Sankara gave considerable thought to the practical implementation of democracy, emancipating the working classes and women. “Democracy means using the full potential of the people. The ballot box and an electoral system do not prove the existence of democracy. There is no real democracy where those in power call elections from time to time and concern themselves with the people only in the run-up to an election… There can be no democracy unless power in all its forms – economic, military, political, social and cultural – is in the hands of the people.”
The CDRs, set up so rapidly, were responsible for exercising power in the name of the people. Their work went beyond public security: political education, sanitation, development of production and participation in budget control in the ministries. They discussed and rejected several national projects. But they were also responsible for many excesses and acts of repression. They spearheaded attacks on the unions, which they considered dangerous because unions were controlled by such organisations as the PAI, which went into opposition in August 1984, and the Revolutionary Communist Party of Volta. Sankara was the first to denounce the excesses and shortcomings of the CDRs, which were often due to in-fighting among organisations supporting the revolution.
By 1987 Sankara was an embarrassment whose popular campaign against neocolonialism was a threat to less radical West African presidents and to

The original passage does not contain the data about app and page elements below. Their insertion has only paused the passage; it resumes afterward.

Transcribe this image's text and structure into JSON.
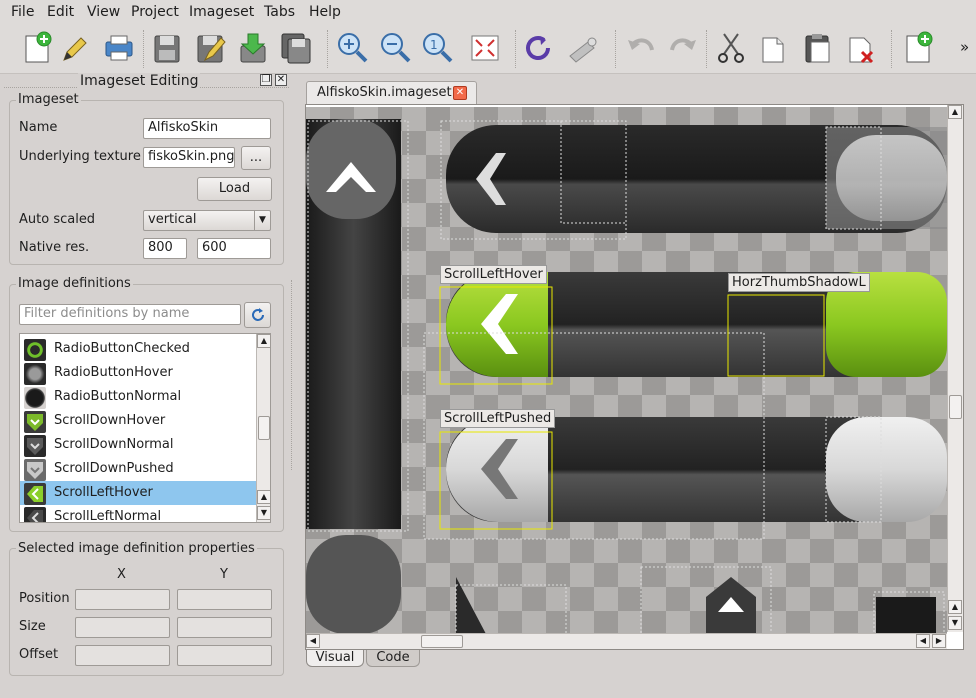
{
  "menu": [
    "File",
    "Edit",
    "View",
    "Project",
    "Imageset",
    "Tabs",
    "Help"
  ],
  "toolbar": {
    "icons": [
      "new-file-icon",
      "edit-pencil-icon",
      "print-icon",
      "save-icon",
      "save-as-icon",
      "import-icon",
      "save-all-icon",
      "zoom-in-icon",
      "zoom-out-icon",
      "zoom-reset-icon",
      "fit-icon",
      "refresh-icon",
      "settings-icon",
      "undo-icon",
      "redo-icon",
      "cut-icon",
      "copy-icon",
      "paste-icon",
      "delete-icon",
      "new-item-icon"
    ],
    "overflow": "»"
  },
  "dock": {
    "title": "Imageset Editing",
    "float_glyph": "❐",
    "close_glyph": "✕"
  },
  "imageset": {
    "group_title": "Imageset",
    "name_label": "Name",
    "name_value": "AlfiskoSkin",
    "texture_label": "Underlying texture",
    "texture_value": "fiskoSkin.png",
    "browse_label": "...",
    "load_label": "Load",
    "autoscaled_label": "Auto scaled",
    "autoscaled_value": "vertical",
    "native_label": "Native res.",
    "native_w": "800",
    "native_h": "600"
  },
  "definitions": {
    "group_title": "Image definitions",
    "filter_placeholder": "Filter definitions by name",
    "items": [
      {
        "label": "RadioButtonChecked",
        "color": "#6fbf2a",
        "selected": false
      },
      {
        "label": "RadioButtonHover",
        "color": "#7a7a7a",
        "selected": false
      },
      {
        "label": "RadioButtonNormal",
        "color": "#3a3a3a",
        "selected": false
      },
      {
        "label": "ScrollDownHover",
        "color": "#7cba2a",
        "selected": false
      },
      {
        "label": "ScrollDownNormal",
        "color": "#5a5a5a",
        "selected": false
      },
      {
        "label": "ScrollDownPushed",
        "color": "#b8b8b8",
        "selected": false
      },
      {
        "label": "ScrollLeftHover",
        "color": "#8bcf2a",
        "selected": true
      },
      {
        "label": "ScrollLeftNormal",
        "color": "#4a4a4a",
        "selected": false
      }
    ]
  },
  "properties": {
    "group_title": "Selected image definition properties",
    "col_x": "X",
    "col_y": "Y",
    "rows": [
      "Position",
      "Size",
      "Offset"
    ]
  },
  "editor": {
    "tab_label": "AlfiskoSkin.imageset",
    "labels": {
      "hover": "ScrollLeftHover",
      "thumb": "HorzThumbShadowL",
      "pushed": "ScrollLeftPushed"
    },
    "bottom_tabs": [
      "Visual",
      "Code"
    ]
  },
  "colors": {
    "selection": "#8ec6ee",
    "highlight_frame": "#e8e800",
    "accent_green": "#8bcf2a"
  }
}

François Xavier Verschave claims: “Muammar Gadafy and Françafrique (2) had more and more causes in common, cemented by anti-Americanism and enlightened self-interest. The elimination of Sankara was probably the founding rite in their alliance. In 1987 Foccart and the people round Gadafy agreed to replace the exasperatingly honest and independent leader by the infinitely more amenable Blaise Compaoré.” (3).
Sankara was killed on 15 October 1987. Compaoré succeeded him and became a faithful executor of neo-liberal doctrine and Houphouët-Boigny’s successor as

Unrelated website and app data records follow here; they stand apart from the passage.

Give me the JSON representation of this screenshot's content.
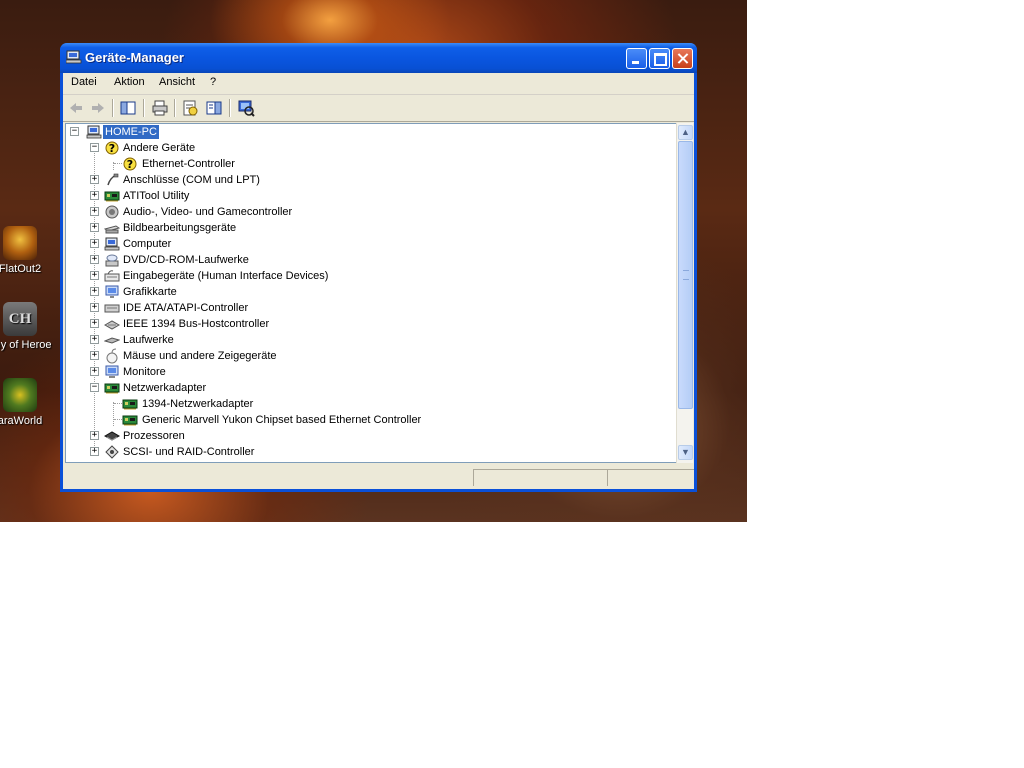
{
  "desktop": {
    "icons": [
      {
        "label": "FlatOut2",
        "icon": "flatout2-icon"
      },
      {
        "label": "any of Heroe",
        "icon": "company-of-heroes-icon"
      },
      {
        "label": "araWorld",
        "icon": "xfire-icon"
      }
    ]
  },
  "window": {
    "title": "Geräte-Manager",
    "controls": [
      "minimize",
      "maximize",
      "close"
    ]
  },
  "menu": [
    "Datei",
    "Aktion",
    "Ansicht",
    "?"
  ],
  "toolbar": [
    "back-icon",
    "forward-icon",
    "console-tree-icon",
    "print-icon",
    "properties-icon",
    "help-icon",
    "scan-hardware-icon"
  ],
  "tree": {
    "root": "HOME-PC",
    "items": [
      {
        "label": "Andere Geräte",
        "icon": "unknown-device-icon",
        "expanded": true
      },
      {
        "label": "Ethernet-Controller",
        "icon": "unknown-device-icon",
        "child": true
      },
      {
        "label": "Anschlüsse (COM und LPT)",
        "icon": "port-icon"
      },
      {
        "label": "ATITool Utility",
        "icon": "board-icon"
      },
      {
        "label": "Audio-, Video- und Gamecontroller",
        "icon": "speaker-icon"
      },
      {
        "label": "Bildbearbeitungsgeräte",
        "icon": "scanner-icon"
      },
      {
        "label": "Computer",
        "icon": "computer-icon"
      },
      {
        "label": "DVD/CD-ROM-Laufwerke",
        "icon": "cdrom-icon"
      },
      {
        "label": "Eingabegeräte (Human Interface Devices)",
        "icon": "keyboard-icon"
      },
      {
        "label": "Grafikkarte",
        "icon": "display-icon"
      },
      {
        "label": "IDE ATA/ATAPI-Controller",
        "icon": "ide-icon"
      },
      {
        "label": "IEEE 1394 Bus-Hostcontroller",
        "icon": "firewire-icon"
      },
      {
        "label": "Laufwerke",
        "icon": "disk-drive-icon"
      },
      {
        "label": "Mäuse und andere Zeigegeräte",
        "icon": "mouse-icon"
      },
      {
        "label": "Monitore",
        "icon": "monitor-icon"
      },
      {
        "label": "Netzwerkadapter",
        "icon": "board-icon",
        "expanded": true
      },
      {
        "label": "1394-Netzwerkadapter",
        "icon": "board-icon",
        "child": true
      },
      {
        "label": "Generic Marvell Yukon Chipset based Ethernet Controller",
        "icon": "board-icon",
        "child": true
      },
      {
        "label": "Prozessoren",
        "icon": "cpu-icon"
      },
      {
        "label": "SCSI- und RAID-Controller",
        "icon": "scsi-icon"
      }
    ]
  }
}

Compaoré’s takeover as president had consequences beyond
Everything has been done to erase Sankara, yet he is still present in recordings, oral tradition, films, documentaries and books, and the internet is enhancing his impact. The International Campaign for Justice for Thomas Sankara has demanded an official inquiry into his murder and is continuing to petition after the UN Commission on Human Rights recognised that demand in March 2006. The procedure has not yet been concluded and
Bruno Jaffré is co-editor of the website www.thomassankara.net and author of Biographie de Thomas Sankara: La patrie ou la mort, 1997, to be republished in a new expanded edition by L’Harmattan,
(1) Jacques Foccart (1913-1997) was a French presidential adviser on African affairs from 1960 to 1974; he became the symbol of the dark side of the French presence in
(2) Françafrique is the term applied to the French president’s special personal relationships with African leaders, respectable or not.
(3) François-Xavier Verschave, Noir Silence, Les Arènes, Paris, 2000.